▶ [TASK GOAL]
Set down all of the data that follows word for word, without the images.
[SOURCE DATA Boundary: Start]
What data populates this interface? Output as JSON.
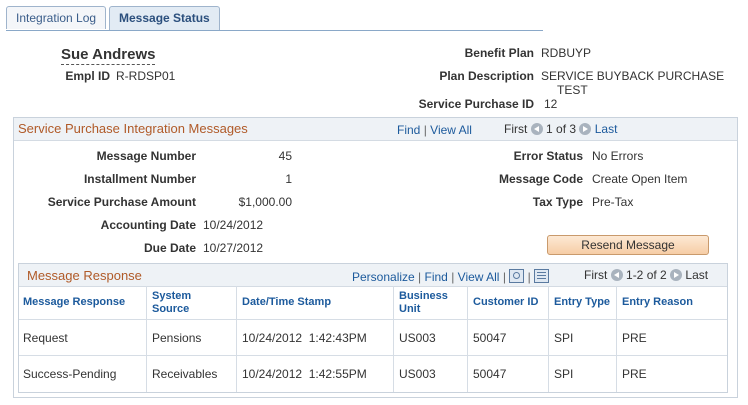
{
  "tabs": [
    {
      "label": "Integration Log",
      "active": false
    },
    {
      "label": "Message Status",
      "active": true
    }
  ],
  "employee": {
    "name": "Sue Andrews",
    "empl_id_label": "Empl ID",
    "empl_id": "R-RDSP01"
  },
  "plan": {
    "benefit_plan_label": "Benefit Plan",
    "benefit_plan": "RDBUYP",
    "plan_description_label": "Plan Description",
    "plan_description_line1": "SERVICE BUYBACK PURCHASE",
    "plan_description_line2": "TEST",
    "service_purchase_id_label": "Service Purchase ID",
    "service_purchase_id": "12"
  },
  "messages_group": {
    "title": "Service Purchase Integration Messages",
    "find": "Find",
    "view_all": "View All",
    "first": "First",
    "range": "1 of 3",
    "last": "Last",
    "fields": {
      "message_number_label": "Message Number",
      "message_number": "45",
      "installment_number_label": "Installment Number",
      "installment_number": "1",
      "service_purchase_amount_label": "Service Purchase Amount",
      "service_purchase_amount": "$1,000.00",
      "accounting_date_label": "Accounting Date",
      "accounting_date": "10/24/2012",
      "due_date_label": "Due Date",
      "due_date": "10/27/2012",
      "error_status_label": "Error Status",
      "error_status": "No Errors",
      "message_code_label": "Message Code",
      "message_code": "Create Open Item",
      "tax_type_label": "Tax Type",
      "tax_type": "Pre-Tax"
    },
    "resend_button": "Resend Message"
  },
  "response_grid": {
    "title": "Message Response",
    "personalize": "Personalize",
    "find": "Find",
    "view_all": "View All",
    "first": "First",
    "range": "1-2 of 2",
    "last": "Last",
    "columns": {
      "message_response": "Message Response",
      "system_source_1": "System",
      "system_source_2": "Source",
      "timestamp": "Date/Time Stamp",
      "business_unit_1": "Business",
      "business_unit_2": "Unit",
      "customer_id": "Customer ID",
      "entry_type": "Entry Type",
      "entry_reason": "Entry Reason"
    },
    "rows": [
      {
        "message_response": "Request",
        "system_source": "Pensions",
        "timestamp": "10/24/2012  1:42:43PM",
        "business_unit": "US003",
        "customer_id": "50047",
        "entry_type": "SPI",
        "entry_reason": "PRE"
      },
      {
        "message_response": "Success-Pending",
        "system_source": "Receivables",
        "timestamp": "10/24/2012  1:42:55PM",
        "business_unit": "US003",
        "customer_id": "50047",
        "entry_type": "SPI",
        "entry_reason": "PRE"
      }
    ]
  }
}
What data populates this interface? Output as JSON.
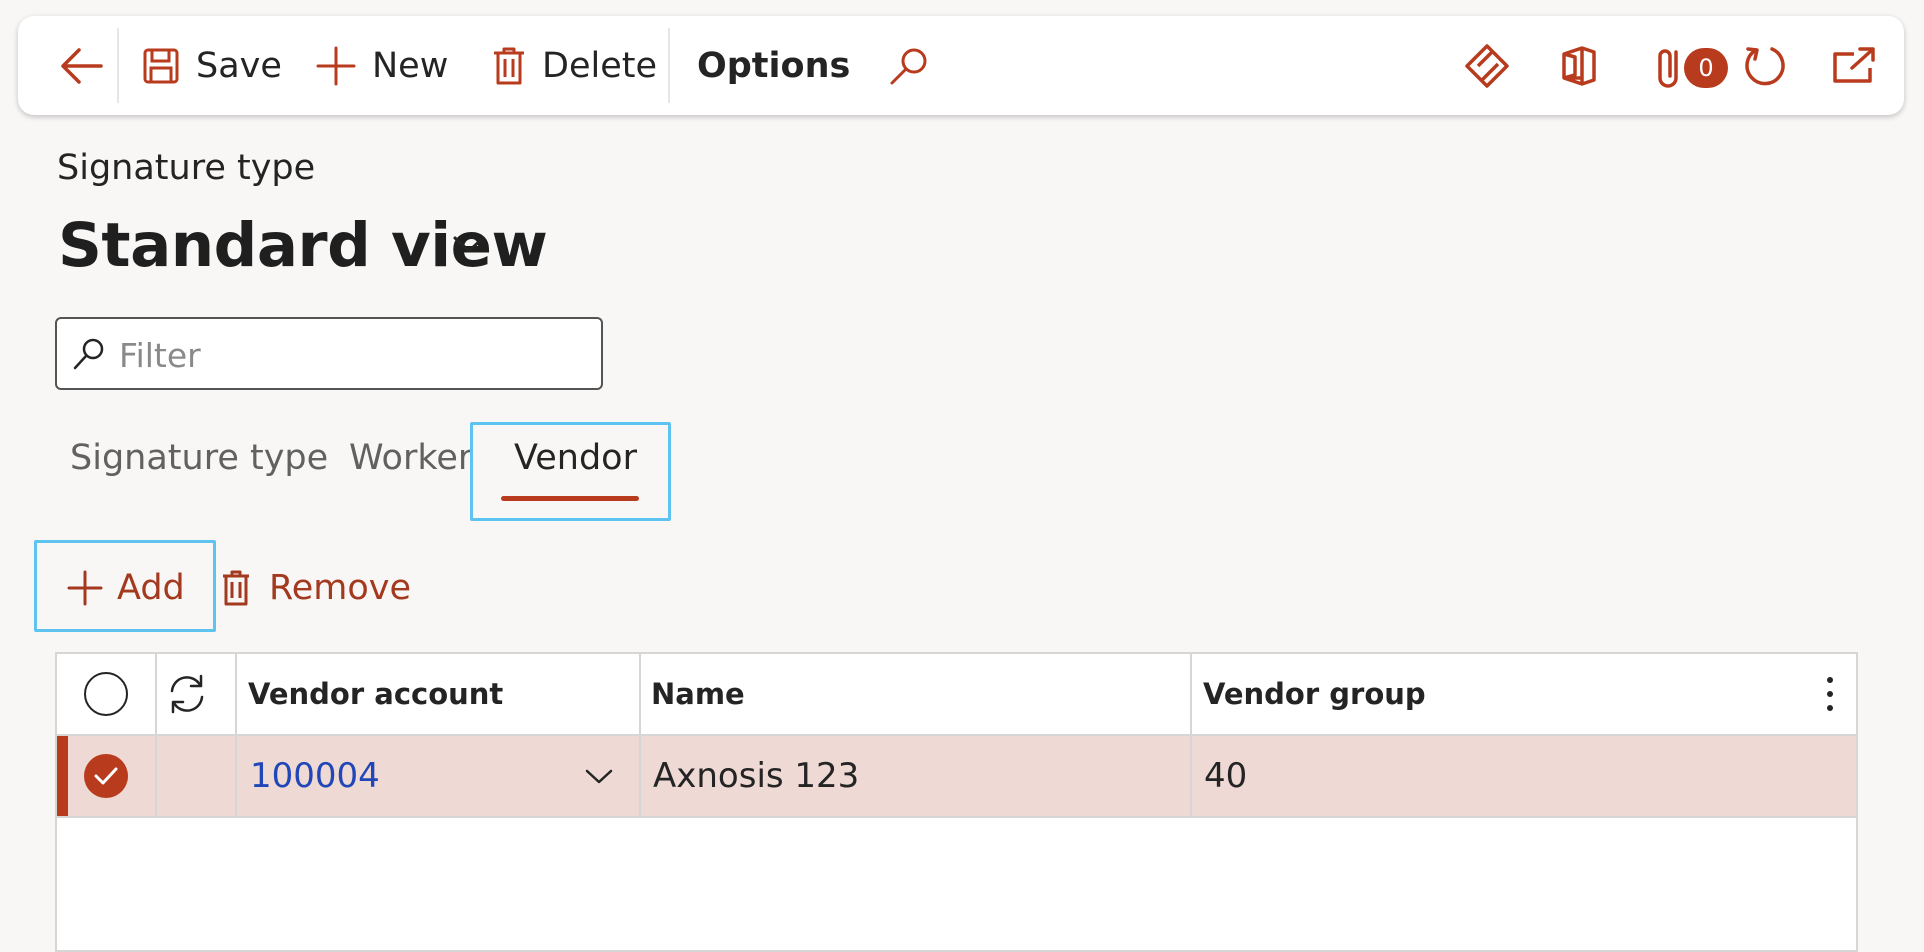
{
  "toolbar": {
    "save_label": "Save",
    "new_label": "New",
    "delete_label": "Delete",
    "options_label": "Options",
    "attachments_badge": "0"
  },
  "page": {
    "caption": "Signature type",
    "view_title": "Standard view"
  },
  "filter": {
    "placeholder": "Filter",
    "value": ""
  },
  "tabs": [
    {
      "label": "Signature type",
      "selected": false
    },
    {
      "label": "Worker",
      "selected": false
    },
    {
      "label": "Vendor",
      "selected": true
    }
  ],
  "actions": {
    "add_label": "Add",
    "remove_label": "Remove"
  },
  "grid": {
    "columns": [
      "Vendor account",
      "Name",
      "Vendor group"
    ],
    "rows": [
      {
        "vendor_account": "100004",
        "name": "Axnosis 123",
        "vendor_group": "40",
        "selected": true
      }
    ]
  },
  "colors": {
    "accent": "#b83b1e",
    "link": "#2046b8",
    "selected_row": "#eed9d4",
    "focus": "#5ec3f0"
  },
  "icons": [
    "back-arrow-icon",
    "save-icon",
    "plus-icon",
    "trash-icon",
    "search-icon",
    "power-apps-icon",
    "office-icon",
    "paperclip-icon",
    "refresh-icon",
    "open-in-new-icon",
    "chevron-down-icon",
    "filter-search-icon",
    "select-all-circle-icon",
    "refresh-column-icon",
    "more-vertical-icon",
    "checkmark-circle-icon"
  ]
}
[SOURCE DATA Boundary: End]
▶ [ANSWER BOX]
What data populates this interface? Output as JSON.
{
  "tabs": [
    {
      "label": "Integration Log",
      "active": false
    },
    {
      "label": "Message Status",
      "active": true
    }
  ],
  "employee": {
    "name": "Sue Andrews",
    "empl_id_label": "Empl ID",
    "empl_id": "R-RDSP01"
  },
  "plan": {
    "benefit_plan_label": "Benefit Plan",
    "benefit_plan": "RDBUYP",
    "plan_description_label": "Plan Description",
    "plan_description_line1": "SERVICE BUYBACK PURCHASE",
    "plan_description_line2": "TEST",
    "service_purchase_id_label": "Service Purchase ID",
    "service_purchase_id": "12"
  },
  "messages_group": {
    "title": "Service Purchase Integration Messages",
    "find": "Find",
    "view_all": "View All",
    "first": "First",
    "range": "1 of 3",
    "last": "Last",
    "fields": {
      "message_number_label": "Message Number",
      "message_number": "45",
      "installment_number_label": "Installment Number",
      "installment_number": "1",
      "service_purchase_amount_label": "Service Purchase Amount",
      "service_purchase_amount": "$1,000.00",
      "accounting_date_label": "Accounting Date",
      "accounting_date": "10/24/2012",
      "due_date_label": "Due Date",
      "due_date": "10/27/2012",
      "error_status_label": "Error Status",
      "error_status": "No Errors",
      "message_code_label": "Message Code",
      "message_code": "Create Open Item",
      "tax_type_label": "Tax Type",
      "tax_type": "Pre-Tax"
    },
    "resend_button": "Resend Message"
  },
  "response_grid": {
    "title": "Message Response",
    "personalize": "Personalize",
    "find": "Find",
    "view_all": "View All",
    "first": "First",
    "range": "1-2 of 2",
    "last": "Last",
    "columns": {
      "message_response": "Message Response",
      "system_source_1": "System",
      "system_source_2": "Source",
      "timestamp": "Date/Time Stamp",
      "business_unit_1": "Business",
      "business_unit_2": "Unit",
      "customer_id": "Customer ID",
      "entry_type": "Entry Type",
      "entry_reason": "Entry Reason"
    },
    "rows": [
      {
        "message_response": "Request",
        "system_source": "Pensions",
        "timestamp": "10/24/2012  1:42:43PM",
        "business_unit": "US003",
        "customer_id": "50047",
        "entry_type": "SPI",
        "entry_reason": "PRE"
      },
      {
        "message_response": "Success-Pending",
        "system_source": "Receivables",
        "timestamp": "10/24/2012  1:42:55PM",
        "business_unit": "US003",
        "customer_id": "50047",
        "entry_type": "SPI",
        "entry_reason": "PRE"
      }
    ]
  }
}
What data populates this interface? Output as JSON.
{
  "toolbar": {
    "save_label": "Save",
    "new_label": "New",
    "delete_label": "Delete",
    "options_label": "Options",
    "attachments_badge": "0"
  },
  "page": {
    "caption": "Signature type",
    "view_title": "Standard view"
  },
  "filter": {
    "placeholder": "Filter",
    "value": ""
  },
  "tabs": [
    {
      "label": "Signature type",
      "selected": false
    },
    {
      "label": "Worker",
      "selected": false
    },
    {
      "label": "Vendor",
      "selected": true
    }
  ],
  "actions": {
    "add_label": "Add",
    "remove_label": "Remove"
  },
  "grid": {
    "columns": [
      "Vendor account",
      "Name",
      "Vendor group"
    ],
    "rows": [
      {
        "vendor_account": "100004",
        "name": "Axnosis 123",
        "vendor_group": "40",
        "selected": true
      }
    ]
  },
  "colors": {
    "accent": "#b83b1e",
    "link": "#2046b8",
    "selected_row": "#eed9d4",
    "focus": "#5ec3f0"
  },
  "icons": [
    "back-arrow-icon",
    "save-icon",
    "plus-icon",
    "trash-icon",
    "search-icon",
    "power-apps-icon",
    "office-icon",
    "paperclip-icon",
    "refresh-icon",
    "open-in-new-icon",
    "chevron-down-icon",
    "filter-search-icon",
    "select-all-circle-icon",
    "refresh-column-icon",
    "more-vertical-icon",
    "checkmark-circle-icon"
  ]
}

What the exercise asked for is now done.